Assignment
Please filter the entries for the word "value" and copy every line that has it.

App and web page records
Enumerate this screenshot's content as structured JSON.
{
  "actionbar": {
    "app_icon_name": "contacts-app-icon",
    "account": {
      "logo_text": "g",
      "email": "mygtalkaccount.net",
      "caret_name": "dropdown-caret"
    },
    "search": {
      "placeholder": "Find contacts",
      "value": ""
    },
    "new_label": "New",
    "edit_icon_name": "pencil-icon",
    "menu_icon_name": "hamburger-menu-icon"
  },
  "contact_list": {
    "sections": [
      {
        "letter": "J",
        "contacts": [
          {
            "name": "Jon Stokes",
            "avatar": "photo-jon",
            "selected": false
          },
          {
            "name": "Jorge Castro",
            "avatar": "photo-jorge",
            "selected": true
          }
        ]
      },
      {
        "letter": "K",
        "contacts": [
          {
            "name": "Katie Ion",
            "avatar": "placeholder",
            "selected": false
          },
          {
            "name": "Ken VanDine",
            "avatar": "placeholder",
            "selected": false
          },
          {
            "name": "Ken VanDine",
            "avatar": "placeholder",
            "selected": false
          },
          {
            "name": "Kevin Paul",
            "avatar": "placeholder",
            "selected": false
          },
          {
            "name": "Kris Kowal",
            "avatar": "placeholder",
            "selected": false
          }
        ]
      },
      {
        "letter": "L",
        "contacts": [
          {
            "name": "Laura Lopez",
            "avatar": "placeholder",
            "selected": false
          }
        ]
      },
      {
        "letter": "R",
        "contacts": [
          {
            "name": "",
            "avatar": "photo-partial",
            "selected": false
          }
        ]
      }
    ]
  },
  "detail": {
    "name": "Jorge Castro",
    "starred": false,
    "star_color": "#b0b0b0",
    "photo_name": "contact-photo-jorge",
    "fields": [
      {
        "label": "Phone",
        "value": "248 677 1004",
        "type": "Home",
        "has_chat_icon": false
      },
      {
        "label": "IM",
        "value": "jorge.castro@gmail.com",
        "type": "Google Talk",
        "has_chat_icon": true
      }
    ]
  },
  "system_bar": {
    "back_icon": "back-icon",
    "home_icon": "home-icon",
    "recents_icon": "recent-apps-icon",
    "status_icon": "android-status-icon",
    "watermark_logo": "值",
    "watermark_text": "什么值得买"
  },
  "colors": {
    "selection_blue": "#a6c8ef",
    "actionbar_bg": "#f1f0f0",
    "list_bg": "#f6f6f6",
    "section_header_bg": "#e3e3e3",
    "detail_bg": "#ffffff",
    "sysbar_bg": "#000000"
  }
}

Expected answer
      "value": ""
        "value": "248 677 1004",
        "value": "jorge.castro@gmail.com",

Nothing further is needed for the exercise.